Police have a suspect in two murders, one who remains at large. As for the other two, no warrants have been issued and those crimes remain under investigation.
At this pace, Killeen will have 12 murders by the end of the year. It would tie a three-year high.
To take someone's life is perhaps the most heinous crime person can commit. No one, especially Killeen police, take them lightly. But murders are often random, in-the-moment crimes. Predicting when and how many will occur in a given time is all but impossible.
Capt. Lee Caufield, head of Killeen Police Department's Criminal Investigation Division, said comparing time periods can be an arbitrary process.
"To simply compare this year to last year provides no clear predictable pattern to what will occur in the next week, or in the coming nine months," Caufield stated in an email.
Caufield said murders occur at varying rates. Killeen is a small enough city that a single murder changes the overall outlook of yearly statistics by a large margin.
The biggest challenge facing KPD is finding witnesses willing to provide information that may lead to arrest, Caufield said. Fear of retaliation can lead them to keep quiet.
"Many people have information but simple fear impedes the information gathering process in many of our cases," he said.
To help encourage potential witnesses to come forward, KPD participates in Crime Stoppers. The program allows people to give the department critical information without revealing their identity. All tips are anonymous.
On Jan. 17, Vance Thomas Delano Jr. was killed by his 15-year-old son, Frederick Delano. The younger Delano is believed to have shot his father while he slept in his bed.
The teenager then turned the gun on himself. He was a student at Ellison High School.
Keary Jerrell Flowers, 29, was shot to death Feb. 19. Police are searching for a "person of interest" in the shooting, though no suspect has been named.
Flowers died after he was shot in the 1700 block of Cedarhill Drive. Police have named Don Walter Carter Jr., as a person of interest in the investigation. They believe he may have information that could lead to an arrest.
Carter is also wanted on a warrant out of Harker Heights. He has been charged with aggravated assault. Police caution that he is armed and dangerous.
Carter is described as a black male, 5 feet 11 inches tall with black hair and brown eyes. He has tattoos on his hands, left arm and neck.
Flowers' murder occurred the same day as another shooting death in north Killeen. Lynn Wilford, 32, was killed the morning of Feb. 19 outside an apartment in the 200 block of East Garrison Avenue.
Police have charged 39-year-old Mario Lamont Lewis with murder. Lewis remains at large.

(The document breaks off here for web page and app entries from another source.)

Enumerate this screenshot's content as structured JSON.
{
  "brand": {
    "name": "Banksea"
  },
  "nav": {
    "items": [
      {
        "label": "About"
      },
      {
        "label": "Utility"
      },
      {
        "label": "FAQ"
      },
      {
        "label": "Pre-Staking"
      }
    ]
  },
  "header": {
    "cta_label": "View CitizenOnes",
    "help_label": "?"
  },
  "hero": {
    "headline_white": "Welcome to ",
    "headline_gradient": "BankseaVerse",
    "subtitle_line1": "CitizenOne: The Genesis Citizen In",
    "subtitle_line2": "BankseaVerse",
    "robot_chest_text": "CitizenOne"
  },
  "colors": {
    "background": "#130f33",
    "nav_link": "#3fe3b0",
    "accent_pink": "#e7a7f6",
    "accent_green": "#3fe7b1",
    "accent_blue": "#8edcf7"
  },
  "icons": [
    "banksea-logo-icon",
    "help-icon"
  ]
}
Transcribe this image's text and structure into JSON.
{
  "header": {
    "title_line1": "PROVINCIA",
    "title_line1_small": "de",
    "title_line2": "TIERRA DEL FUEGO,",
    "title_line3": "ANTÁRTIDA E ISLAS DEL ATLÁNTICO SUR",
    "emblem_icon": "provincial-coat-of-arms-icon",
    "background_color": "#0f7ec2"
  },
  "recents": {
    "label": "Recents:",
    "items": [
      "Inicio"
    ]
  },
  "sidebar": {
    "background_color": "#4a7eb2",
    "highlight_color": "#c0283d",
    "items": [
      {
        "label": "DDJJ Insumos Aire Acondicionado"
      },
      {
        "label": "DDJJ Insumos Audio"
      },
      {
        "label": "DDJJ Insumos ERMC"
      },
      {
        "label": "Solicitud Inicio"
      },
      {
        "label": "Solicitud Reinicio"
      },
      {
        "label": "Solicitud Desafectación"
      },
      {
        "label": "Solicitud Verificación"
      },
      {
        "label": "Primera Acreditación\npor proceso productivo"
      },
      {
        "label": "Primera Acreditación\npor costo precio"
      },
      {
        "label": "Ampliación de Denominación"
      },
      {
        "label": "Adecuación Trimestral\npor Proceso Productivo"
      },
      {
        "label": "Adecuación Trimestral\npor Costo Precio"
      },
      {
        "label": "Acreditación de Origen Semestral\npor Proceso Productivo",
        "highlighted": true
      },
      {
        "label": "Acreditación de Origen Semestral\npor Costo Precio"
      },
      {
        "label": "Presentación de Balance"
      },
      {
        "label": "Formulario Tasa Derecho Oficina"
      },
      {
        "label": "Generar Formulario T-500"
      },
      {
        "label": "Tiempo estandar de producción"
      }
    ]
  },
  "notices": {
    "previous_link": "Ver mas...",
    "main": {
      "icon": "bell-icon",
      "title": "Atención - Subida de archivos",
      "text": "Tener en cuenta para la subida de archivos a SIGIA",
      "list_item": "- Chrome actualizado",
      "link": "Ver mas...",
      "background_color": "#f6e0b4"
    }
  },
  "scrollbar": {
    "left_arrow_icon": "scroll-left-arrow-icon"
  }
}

Lewis' appearance is distinctive in that his estimated weight is 525 pounds. He is a 39-year-old black male, 5 feet 11 inches tall, with black hair and brown eyes.
The fourth murder was the execution-style shooting of a Copperas Cove man. Marcus Antonio Gonsalves, 22, was found shot in the back of the head by a passerby March 18. His body was located in an empty lot in the 7000 block of Osbaldo Drive in a southeast Killeen neighborhood.
Police have not released the names of any suspects sought in the murder and no one has been charged.
At the time, police officials stated they believed the murder occurred sometime the late at night March 17 or in the early morning hours of March 18. It is believed Gonsalves was killed at the site where his body was found, across the street from a neighborhood playground.
The most recent murder occurred Saturday morning in a parking lot in the 1100 block of South Fort Hood Street. Justin Sheldon Richardson, 25 and a Fort Hood soldier, died at Carl R. Darnall Army Medical Center after being shot in the chest in a Killeen parking lot. Another Fort Hood soldier, 27-year-old Michael Fitzgerald Reese, was in custody Saturday afternoon at Killeen City Jail, awaiting arraignment on a murder charge.
Contact Philip Jankowski at email@example.com or (254) 501-7553. Follow him on Twitter at KDHcrime.
Sources: Texas Department of Public Safety, KPD